If you can’t find any local groups in your area, the Australia-wide group, Open Manufacturing Alliance Australia (OMA-AUS) can link you up with your closest manufacturers and organise logistics to get shields to your local health organisations. So far, OMA-AUS has donated thousands of face shields to meet the needs of hospitals around the country. OMA-AUS has also created a streamlined invoicing point to make it easy to pay for a single product made by partnering with many businesses to collaboratively support frontline health by sustainably supplying goods. Find out more at www.oma-aus.com
This situation is moving fast, and the best way to make this product is through mass manufacturing technologies like injection moulding, a process that scales up production to make 1,000’s of units daily, resulting in a cheaper, consistent and reliable product. However, there is a significant delay before mass manufacturing can be retooled to create a positive impact. Agile teams of makers and small businesses can step up to immediately provide assistance now. The immediate response from a collaborative initiative like OMA-AUS can produce over a million face shields now, before the mass manufacturing business can even retool. The value of PPE now has an increased impact in the fight against the pandemic spread.
With the popularity of hobbyist level 3D printing at a desktop, we are now realising its power as a decentralised, local manufacturing capability and the support it can bring to our local supply chain networks. It especially shines through in this time of need – the average maker can step up and provide goods for their local communities, not otherwise possible through traditional methods.
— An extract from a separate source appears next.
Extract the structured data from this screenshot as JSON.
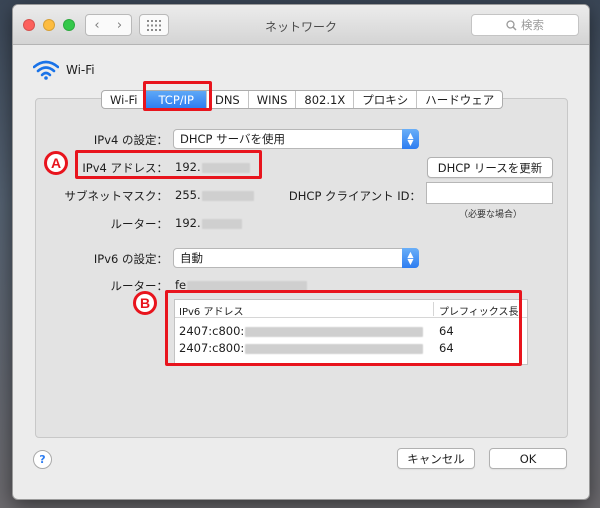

The tools to change the trajectory of pandemic spread are in our hands.